The floods of 2004-05, along with the Shell Chemical Explosion, the storms of 1998 and the various presidential visits to our area, was among the biggest stories I've covered in my almost 30 years (29 years this past week) at WTAP.
It's one of those stories that no one in the area at this time (especially no one who actually was affected by the storm and the floods) will ever forget.
But all of us...including those of us in the media...who were caught up in the story at the time, tend to forget what DIDN'T happen as a result of the storm and in the weeks to follow.
Lots of people were displaced by the floods, which took the area by surprise. Many of us went to bed the night before thinking the worst of the storm had passed us by. People who weren't displaced, such as downtown Marietta businesses, suffered financial losses into the hundreds of thousands (perhaps even millions) of dollars. Some never reopened.
But I don't recall of one person losing their lives as a result of the storm and the floods. That's amazing when you think about it, considering all the devastation.

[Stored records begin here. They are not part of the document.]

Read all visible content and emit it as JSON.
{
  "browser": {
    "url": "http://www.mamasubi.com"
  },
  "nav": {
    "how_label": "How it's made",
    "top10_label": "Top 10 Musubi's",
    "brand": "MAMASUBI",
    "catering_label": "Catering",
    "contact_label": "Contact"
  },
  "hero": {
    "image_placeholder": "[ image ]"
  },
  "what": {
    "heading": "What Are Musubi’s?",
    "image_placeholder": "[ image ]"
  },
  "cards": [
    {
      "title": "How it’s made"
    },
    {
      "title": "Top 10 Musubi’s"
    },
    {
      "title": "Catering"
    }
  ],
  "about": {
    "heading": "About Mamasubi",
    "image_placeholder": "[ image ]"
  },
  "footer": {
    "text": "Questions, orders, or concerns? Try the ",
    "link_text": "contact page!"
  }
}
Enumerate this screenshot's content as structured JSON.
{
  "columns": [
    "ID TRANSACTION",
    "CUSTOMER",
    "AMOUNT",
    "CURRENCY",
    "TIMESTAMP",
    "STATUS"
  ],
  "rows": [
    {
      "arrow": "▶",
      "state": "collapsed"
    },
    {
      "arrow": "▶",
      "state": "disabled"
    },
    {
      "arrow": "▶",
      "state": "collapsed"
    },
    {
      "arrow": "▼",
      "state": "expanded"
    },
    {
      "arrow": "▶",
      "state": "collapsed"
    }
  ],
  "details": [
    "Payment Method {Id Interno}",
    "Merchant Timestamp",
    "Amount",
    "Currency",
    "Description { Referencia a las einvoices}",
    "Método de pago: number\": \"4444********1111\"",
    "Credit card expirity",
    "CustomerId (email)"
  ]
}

I thought of that almost a year later, when Hurricane Katrina hit the Gulf Coast, resulting not only in billions of dollars in damages, but the loss of more than 1800 lives.
The two storms, admittedly, aren't a good comparison. I like to say that what we faced from Ivan was a mud puddle compared to Katrina.
Compare it instead, to the previously-mentioned storms of June, 1998, which resulted in several deaths, half a dozen alone in Noble County.
Although, as I learned from some business people and residents this week, the "Ivan storm" has left some physical and emotional scars, most of the people affected by it are still around, unless they've moved out of the area.
Mostly, people have moved on. And that's a good thing.